• [PROBLEM TO SOLVE] Answer with only the number of lines below where "JSON" appears.

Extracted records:
######
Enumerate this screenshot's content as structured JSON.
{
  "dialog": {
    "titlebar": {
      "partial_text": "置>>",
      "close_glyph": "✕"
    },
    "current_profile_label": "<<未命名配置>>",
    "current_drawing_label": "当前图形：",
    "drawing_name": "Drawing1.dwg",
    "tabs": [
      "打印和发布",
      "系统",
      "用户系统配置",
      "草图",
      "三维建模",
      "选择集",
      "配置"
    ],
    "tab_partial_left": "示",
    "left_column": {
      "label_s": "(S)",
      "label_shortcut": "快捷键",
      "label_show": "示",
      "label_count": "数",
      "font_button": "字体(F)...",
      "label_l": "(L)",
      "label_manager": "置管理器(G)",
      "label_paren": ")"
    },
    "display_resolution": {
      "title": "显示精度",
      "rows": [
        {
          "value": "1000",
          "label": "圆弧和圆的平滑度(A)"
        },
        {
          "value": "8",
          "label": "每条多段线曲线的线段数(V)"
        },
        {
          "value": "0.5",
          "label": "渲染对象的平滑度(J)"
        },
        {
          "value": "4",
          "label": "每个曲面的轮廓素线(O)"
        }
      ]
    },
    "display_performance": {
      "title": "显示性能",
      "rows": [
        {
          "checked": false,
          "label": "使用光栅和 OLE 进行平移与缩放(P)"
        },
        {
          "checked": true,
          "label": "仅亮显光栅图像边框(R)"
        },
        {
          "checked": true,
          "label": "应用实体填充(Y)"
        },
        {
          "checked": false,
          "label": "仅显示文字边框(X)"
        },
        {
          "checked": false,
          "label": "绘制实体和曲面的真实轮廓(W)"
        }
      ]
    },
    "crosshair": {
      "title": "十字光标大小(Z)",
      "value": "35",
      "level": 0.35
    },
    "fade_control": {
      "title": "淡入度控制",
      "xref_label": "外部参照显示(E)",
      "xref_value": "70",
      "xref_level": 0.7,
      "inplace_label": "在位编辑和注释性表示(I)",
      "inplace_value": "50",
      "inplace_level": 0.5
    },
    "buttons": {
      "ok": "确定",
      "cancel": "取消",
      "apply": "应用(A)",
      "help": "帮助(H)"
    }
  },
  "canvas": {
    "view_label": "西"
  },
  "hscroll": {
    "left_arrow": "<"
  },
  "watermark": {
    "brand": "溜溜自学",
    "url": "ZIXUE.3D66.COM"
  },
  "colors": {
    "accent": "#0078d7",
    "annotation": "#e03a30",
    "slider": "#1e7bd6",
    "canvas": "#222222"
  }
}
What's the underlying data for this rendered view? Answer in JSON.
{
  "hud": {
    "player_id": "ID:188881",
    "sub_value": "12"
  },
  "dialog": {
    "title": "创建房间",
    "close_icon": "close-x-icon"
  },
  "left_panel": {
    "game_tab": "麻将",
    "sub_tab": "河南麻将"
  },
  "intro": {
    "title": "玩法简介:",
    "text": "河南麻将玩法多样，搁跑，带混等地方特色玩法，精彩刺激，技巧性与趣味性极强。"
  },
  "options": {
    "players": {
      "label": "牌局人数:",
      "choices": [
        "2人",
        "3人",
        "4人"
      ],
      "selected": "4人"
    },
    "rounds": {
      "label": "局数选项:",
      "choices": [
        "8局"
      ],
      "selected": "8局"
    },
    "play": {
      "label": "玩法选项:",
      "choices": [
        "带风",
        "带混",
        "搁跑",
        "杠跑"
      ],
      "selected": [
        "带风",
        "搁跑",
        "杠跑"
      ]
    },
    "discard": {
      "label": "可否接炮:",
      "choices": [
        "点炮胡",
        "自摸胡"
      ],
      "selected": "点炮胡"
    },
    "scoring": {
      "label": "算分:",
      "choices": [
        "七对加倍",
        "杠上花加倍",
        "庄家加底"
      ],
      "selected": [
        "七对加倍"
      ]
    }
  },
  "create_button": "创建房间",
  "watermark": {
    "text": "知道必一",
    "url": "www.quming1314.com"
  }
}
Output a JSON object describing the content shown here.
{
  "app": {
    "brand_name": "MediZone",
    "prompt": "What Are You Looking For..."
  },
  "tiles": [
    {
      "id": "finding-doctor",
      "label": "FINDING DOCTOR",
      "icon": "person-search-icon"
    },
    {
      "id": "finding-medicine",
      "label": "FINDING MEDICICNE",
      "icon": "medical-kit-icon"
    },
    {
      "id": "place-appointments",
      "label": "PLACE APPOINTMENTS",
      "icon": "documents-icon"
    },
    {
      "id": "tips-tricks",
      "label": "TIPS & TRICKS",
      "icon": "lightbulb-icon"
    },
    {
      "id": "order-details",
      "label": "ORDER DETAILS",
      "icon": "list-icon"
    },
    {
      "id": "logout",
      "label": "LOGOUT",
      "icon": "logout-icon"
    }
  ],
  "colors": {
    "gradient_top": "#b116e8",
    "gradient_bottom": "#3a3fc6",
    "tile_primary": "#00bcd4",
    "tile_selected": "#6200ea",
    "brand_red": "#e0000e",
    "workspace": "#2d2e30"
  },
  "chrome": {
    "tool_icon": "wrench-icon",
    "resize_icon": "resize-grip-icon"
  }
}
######
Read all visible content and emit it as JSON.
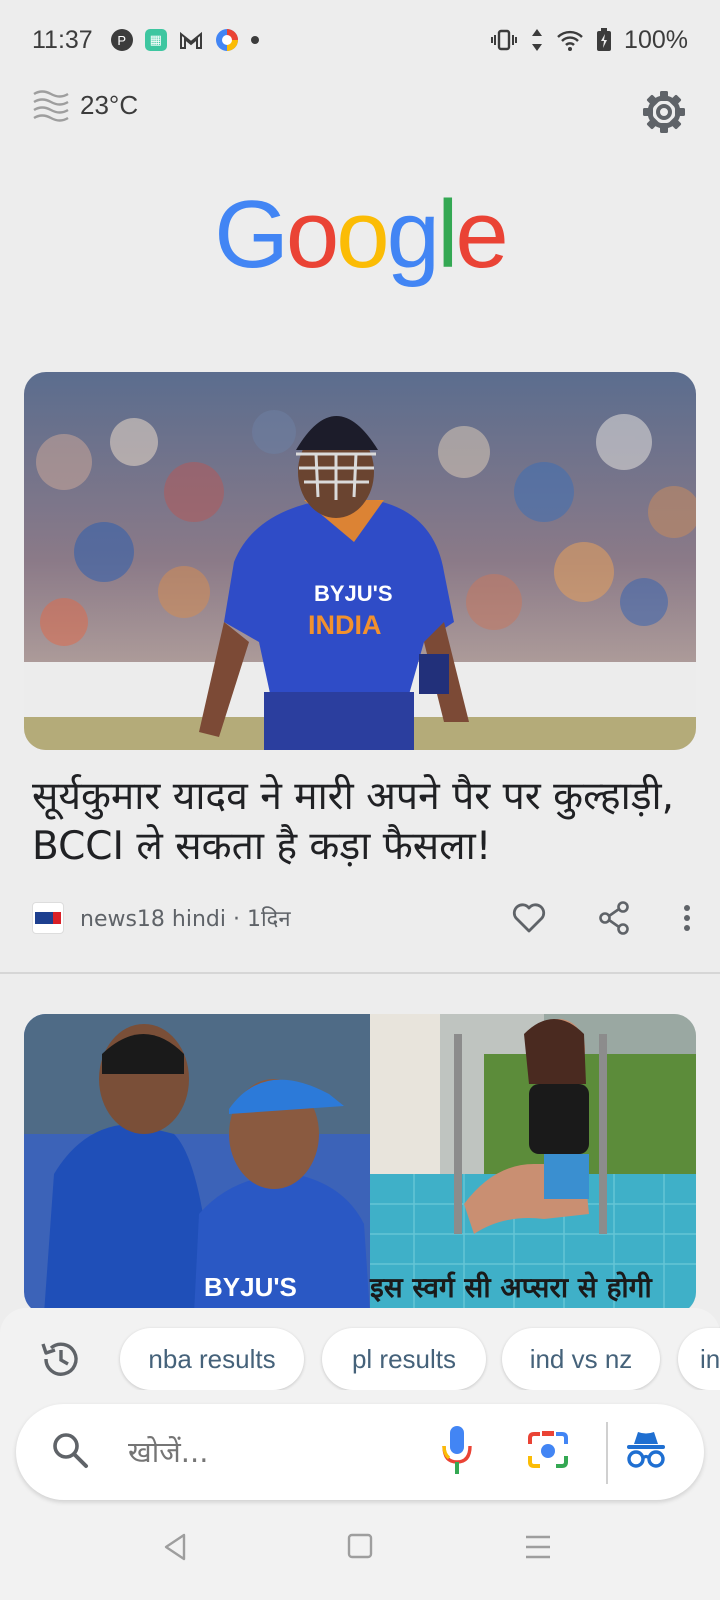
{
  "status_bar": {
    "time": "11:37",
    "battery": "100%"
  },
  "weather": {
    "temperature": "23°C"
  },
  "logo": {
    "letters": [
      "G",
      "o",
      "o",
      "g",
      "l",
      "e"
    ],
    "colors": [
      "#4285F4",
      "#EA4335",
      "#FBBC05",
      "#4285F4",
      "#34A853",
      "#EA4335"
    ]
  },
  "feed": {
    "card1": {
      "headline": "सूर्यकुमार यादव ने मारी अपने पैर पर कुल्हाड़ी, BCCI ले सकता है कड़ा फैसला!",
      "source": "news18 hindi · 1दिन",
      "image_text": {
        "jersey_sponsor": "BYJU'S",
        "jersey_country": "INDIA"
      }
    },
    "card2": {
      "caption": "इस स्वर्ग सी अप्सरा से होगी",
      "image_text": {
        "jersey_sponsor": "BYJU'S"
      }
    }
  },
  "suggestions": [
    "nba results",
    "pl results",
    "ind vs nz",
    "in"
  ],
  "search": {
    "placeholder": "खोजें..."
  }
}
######
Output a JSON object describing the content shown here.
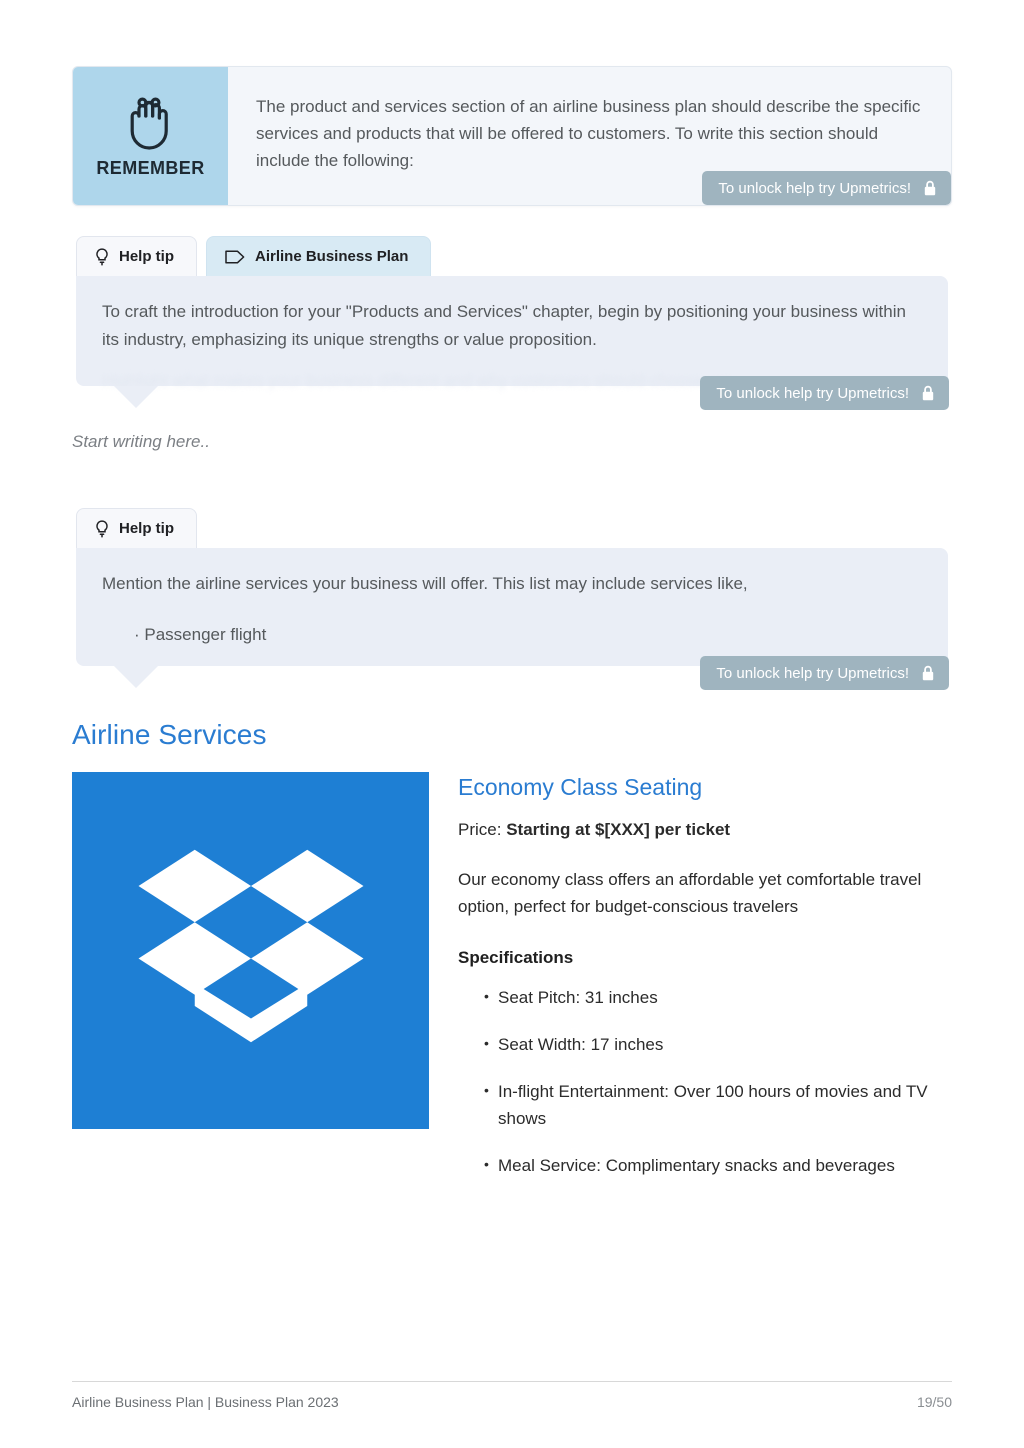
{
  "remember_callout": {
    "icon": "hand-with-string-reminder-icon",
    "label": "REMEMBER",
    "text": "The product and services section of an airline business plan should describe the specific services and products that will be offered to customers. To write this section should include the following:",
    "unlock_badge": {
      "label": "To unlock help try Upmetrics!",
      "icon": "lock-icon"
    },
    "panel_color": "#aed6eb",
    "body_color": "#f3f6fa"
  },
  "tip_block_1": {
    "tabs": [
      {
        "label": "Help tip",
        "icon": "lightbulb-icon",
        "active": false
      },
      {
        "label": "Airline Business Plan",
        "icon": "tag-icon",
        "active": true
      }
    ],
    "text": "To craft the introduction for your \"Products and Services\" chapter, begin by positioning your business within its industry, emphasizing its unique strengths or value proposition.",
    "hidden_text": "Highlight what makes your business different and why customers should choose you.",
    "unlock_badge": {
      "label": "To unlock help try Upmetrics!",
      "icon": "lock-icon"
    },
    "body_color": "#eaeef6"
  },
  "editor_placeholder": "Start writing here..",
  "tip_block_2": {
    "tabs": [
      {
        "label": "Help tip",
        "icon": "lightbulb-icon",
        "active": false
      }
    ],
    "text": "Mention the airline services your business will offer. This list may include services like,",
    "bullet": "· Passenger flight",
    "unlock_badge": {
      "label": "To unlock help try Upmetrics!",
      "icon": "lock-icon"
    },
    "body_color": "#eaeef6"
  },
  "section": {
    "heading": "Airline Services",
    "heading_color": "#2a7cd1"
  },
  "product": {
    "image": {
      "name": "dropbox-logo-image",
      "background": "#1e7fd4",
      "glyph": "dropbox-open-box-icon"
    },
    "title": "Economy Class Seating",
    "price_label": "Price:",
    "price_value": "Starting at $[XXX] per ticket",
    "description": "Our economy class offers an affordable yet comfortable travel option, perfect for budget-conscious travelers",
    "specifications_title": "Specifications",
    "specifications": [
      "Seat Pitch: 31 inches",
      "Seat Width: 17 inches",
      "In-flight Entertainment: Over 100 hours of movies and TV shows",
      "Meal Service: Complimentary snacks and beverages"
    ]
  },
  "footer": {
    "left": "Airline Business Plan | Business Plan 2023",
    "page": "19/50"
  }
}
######
• [YOUR RESPONSE] 5